- [EXERCISE DESCRIPTION] Determine how many lines in the entries below include the word "Memory", and reply with that number alone.
[[ INPUT FOR THIS TASK, beginning ]]
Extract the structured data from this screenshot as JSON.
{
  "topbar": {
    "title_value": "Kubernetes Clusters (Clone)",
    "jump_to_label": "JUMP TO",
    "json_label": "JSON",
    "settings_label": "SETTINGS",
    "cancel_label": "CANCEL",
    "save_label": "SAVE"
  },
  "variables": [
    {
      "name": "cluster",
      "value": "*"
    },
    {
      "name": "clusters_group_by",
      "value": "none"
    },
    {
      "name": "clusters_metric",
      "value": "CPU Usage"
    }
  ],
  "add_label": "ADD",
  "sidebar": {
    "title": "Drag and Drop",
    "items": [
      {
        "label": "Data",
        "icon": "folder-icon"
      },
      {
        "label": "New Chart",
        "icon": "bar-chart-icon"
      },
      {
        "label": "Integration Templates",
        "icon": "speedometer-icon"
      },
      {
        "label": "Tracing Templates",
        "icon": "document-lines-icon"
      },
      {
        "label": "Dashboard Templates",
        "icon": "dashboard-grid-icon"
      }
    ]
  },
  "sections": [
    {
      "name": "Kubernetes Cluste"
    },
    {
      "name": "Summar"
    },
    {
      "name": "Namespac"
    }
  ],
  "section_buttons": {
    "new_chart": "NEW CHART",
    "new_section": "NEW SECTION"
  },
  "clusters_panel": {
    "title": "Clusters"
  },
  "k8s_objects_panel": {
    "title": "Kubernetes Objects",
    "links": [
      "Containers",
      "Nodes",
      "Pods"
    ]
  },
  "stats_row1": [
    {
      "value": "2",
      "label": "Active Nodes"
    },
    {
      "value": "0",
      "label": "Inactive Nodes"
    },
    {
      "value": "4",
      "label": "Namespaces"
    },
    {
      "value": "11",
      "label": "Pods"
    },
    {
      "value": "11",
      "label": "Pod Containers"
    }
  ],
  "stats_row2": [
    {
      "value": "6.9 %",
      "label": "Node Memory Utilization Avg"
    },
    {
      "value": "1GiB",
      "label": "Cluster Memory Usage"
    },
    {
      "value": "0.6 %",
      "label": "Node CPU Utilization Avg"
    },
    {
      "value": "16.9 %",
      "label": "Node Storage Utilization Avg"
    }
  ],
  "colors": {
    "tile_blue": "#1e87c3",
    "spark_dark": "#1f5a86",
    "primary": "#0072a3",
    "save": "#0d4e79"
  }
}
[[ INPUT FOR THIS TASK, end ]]
- [ANSWER TO THE EXERCISE] 2